The positive effects of Newark's education reforms

Harvard’s Center for Education Policy Research has released a study that provides the first look at how Newark schools are faring after the enactment of controversial reforms. Kicked off by an infusion of $200 million from the Startup: Education Foundation (now the Chan Zuckerberg Initiative) and other philanthropists in 2010, the reform included curricular overhauls, scaling up charters, dramatic staff changes, and school closures. The initial findings indicate that these disruptive changes are improving student achievement.

The study examines student growth on New Jersey state achievement tests from 2009 to 2016—before and after funding—comparing students of similar academic achievement and demographics to other lower-income districts in the state, as well as to overall state results. Analysts also look to determine which reforms were responsible for the changes in growth. As the scope of reforms is quite large, they break them into two categories: within-school reforms, such as personnel changes, new teacher contracts, and curriculum reform; and between-school reforms, including closing low-performing schools, the expansion of charter schools, and the implementation of a universal choice system that allowed families to submit a single application to attend a district or local charter school.

Analysts find that student growth dropped in the first two years of reform, before rebounding in the 2014–15 and 2015–16 school years. By the final year of the study, overall achievement growth was 0.09 SD above the state average in English, an improvement of 0.07 SD from the implementation of the reforms. In math, growth was statistically the unchanged from the beginning of the study. These trends mirrored the results as compared to other low-income districts in the state.

Analysts also find that between-school reforms, driven by changes in enrollment between schools, consistently improved achievement growth over the course of the reform efforts. Major enrollment changes started in the 2012–13 school year, as a number of Newark’s lowest performing schools were closed, and expanded in 2014–15 with the adoption of the universal choice system. The result was that schools that added more academic value grew faster than schools that added less, so more students were in better schools. The analysts calculate that this movement accounted for 62 percent of Newark’s improvement in English growth.

One major uncertainty of the study is that the dramatic rise in test scores in 2014–15, which occurred across the state, though more dramatically in Newark, corresponded with New Jersey changing the state test from the New Jersey Assessment of Skills and Knowledge (NJASK) to the PARCC assessment. PARCC emphasizes different, more critical thinking skills in math and English than NJASK. Thus the bump in scores could be more related to the test change rather than the reforms taking place at the school level.

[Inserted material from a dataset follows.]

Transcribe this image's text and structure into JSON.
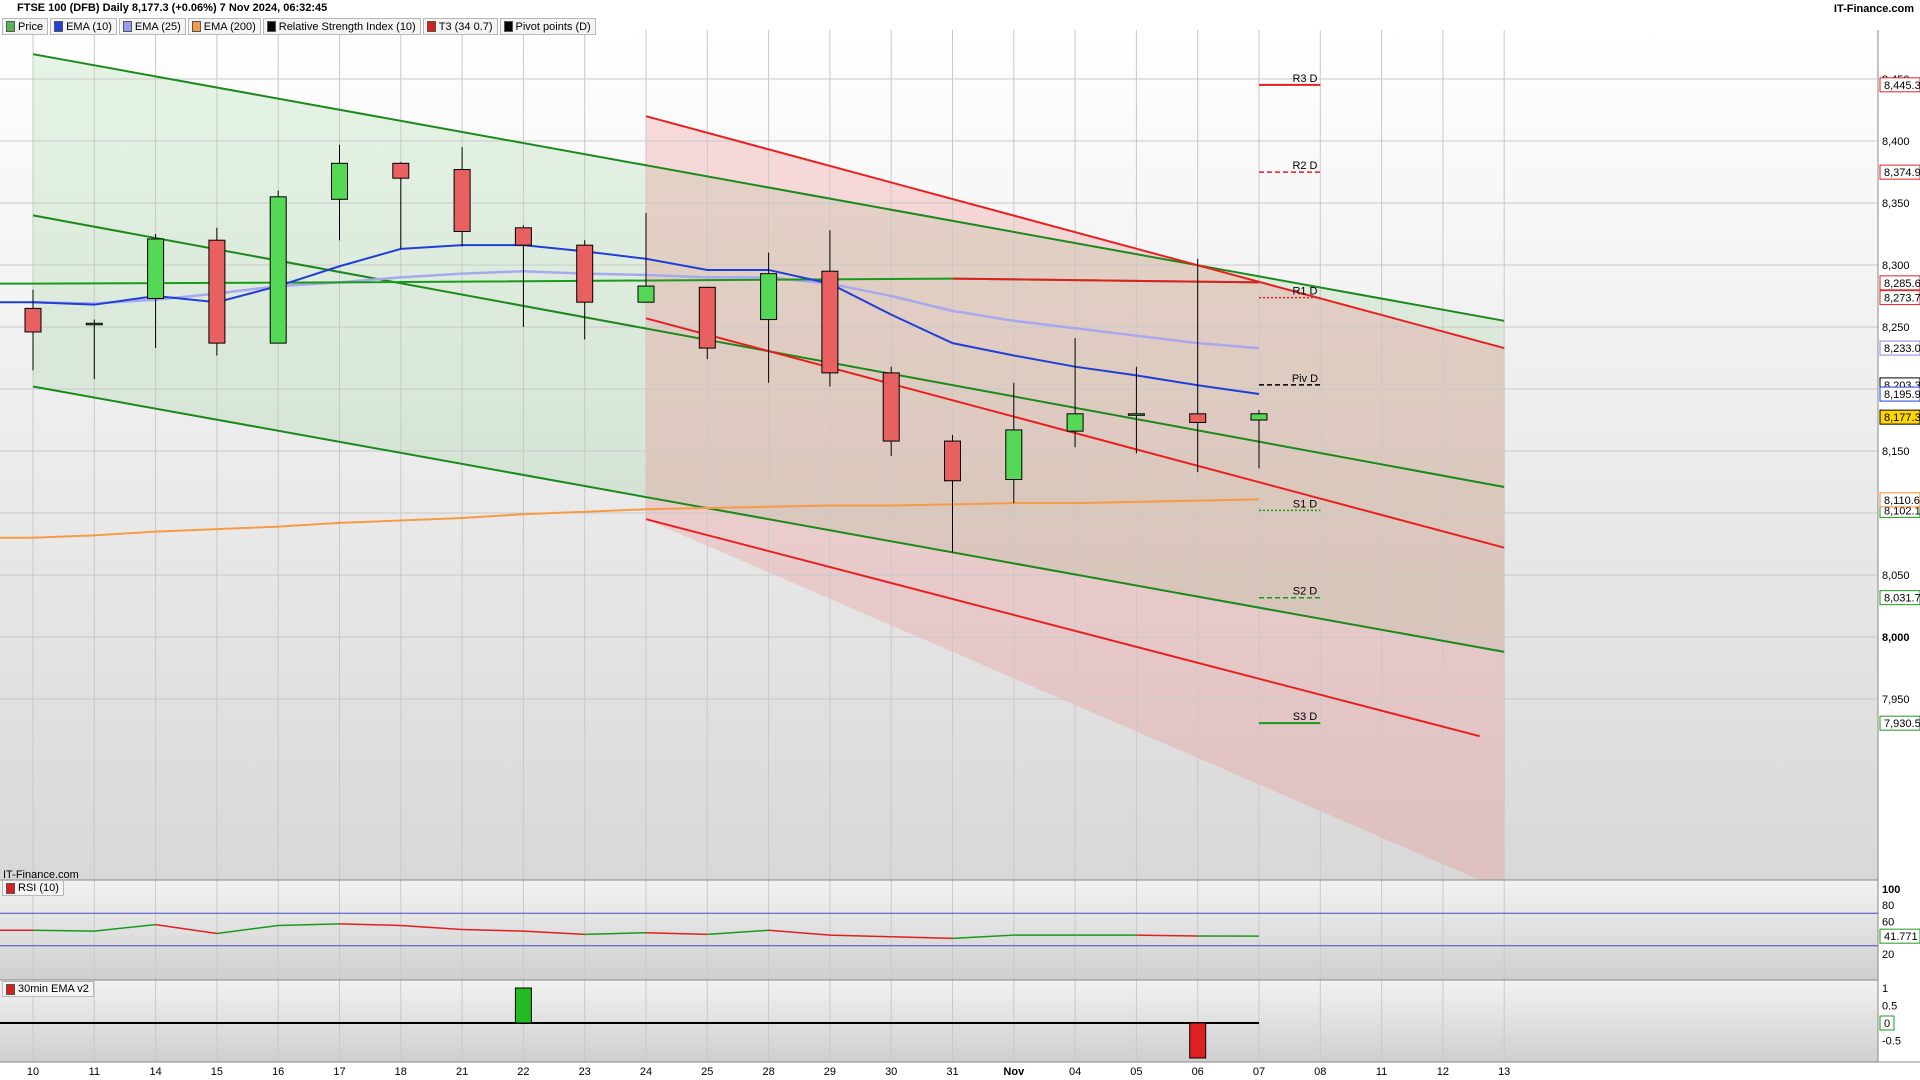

These results do not, as some reformers may be tempted to claim, mean that Newark’s dramatic reforms are a blueprint ready to be exported to other districts. Rather they are a product of unique set of circumstances, including a previously strong charter sector and a state controlled district. Still, they are at least as tentative vindication for local officials who persisted in enacting reforms in spite of much controversy and the departure of philanthropists and high-profile supporters.

SOURCE: Mark J. Chin, Thomas J. Kane, Whitney Kozakowski, Beth E. Schueler, and Douglas O. Staiger, “School District Reform in Newark: Within- and Between-School Changes in Achievement Growth,” Center for Education Policy Research (October 2017).